Dataset excerpts
__________

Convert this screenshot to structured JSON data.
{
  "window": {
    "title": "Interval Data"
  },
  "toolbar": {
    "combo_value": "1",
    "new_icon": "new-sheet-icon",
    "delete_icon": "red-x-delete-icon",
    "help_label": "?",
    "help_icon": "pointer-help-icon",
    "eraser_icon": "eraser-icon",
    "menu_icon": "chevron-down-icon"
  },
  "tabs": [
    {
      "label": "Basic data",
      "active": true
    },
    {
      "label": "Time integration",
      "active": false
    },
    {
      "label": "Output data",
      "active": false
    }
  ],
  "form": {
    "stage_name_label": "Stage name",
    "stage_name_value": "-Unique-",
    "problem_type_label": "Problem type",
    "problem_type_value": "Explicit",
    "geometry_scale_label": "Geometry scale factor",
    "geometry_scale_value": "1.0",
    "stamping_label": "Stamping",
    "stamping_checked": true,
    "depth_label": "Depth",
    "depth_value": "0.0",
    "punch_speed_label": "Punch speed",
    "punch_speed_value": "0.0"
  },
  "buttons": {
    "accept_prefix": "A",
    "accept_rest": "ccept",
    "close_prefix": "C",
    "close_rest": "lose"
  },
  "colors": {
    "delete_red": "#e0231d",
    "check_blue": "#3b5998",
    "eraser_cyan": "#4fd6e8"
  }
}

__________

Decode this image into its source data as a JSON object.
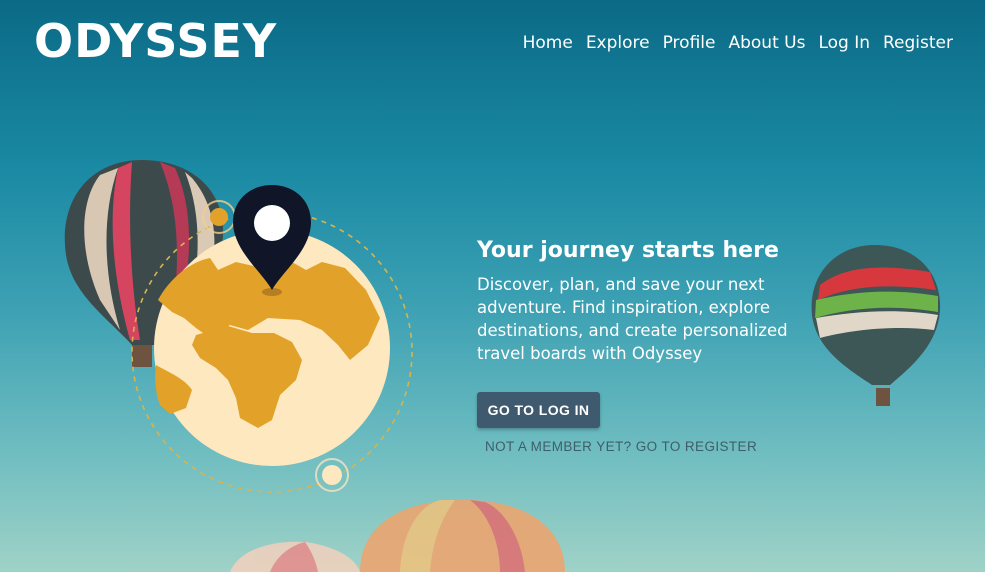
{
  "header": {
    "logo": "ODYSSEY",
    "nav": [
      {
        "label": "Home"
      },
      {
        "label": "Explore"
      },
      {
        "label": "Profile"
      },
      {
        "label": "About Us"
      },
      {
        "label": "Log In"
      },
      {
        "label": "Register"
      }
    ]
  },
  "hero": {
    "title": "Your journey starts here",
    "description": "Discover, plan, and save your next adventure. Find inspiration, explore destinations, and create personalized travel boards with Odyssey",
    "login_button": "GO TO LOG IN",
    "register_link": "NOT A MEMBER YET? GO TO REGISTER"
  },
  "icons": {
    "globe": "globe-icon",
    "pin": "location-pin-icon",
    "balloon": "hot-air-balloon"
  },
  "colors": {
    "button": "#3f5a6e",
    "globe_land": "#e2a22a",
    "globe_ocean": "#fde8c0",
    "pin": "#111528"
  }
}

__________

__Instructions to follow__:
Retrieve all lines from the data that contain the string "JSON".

__Exercise result__:
Convert this screenshot to structured JSON data.
Decode this image into its source data as a JSON object.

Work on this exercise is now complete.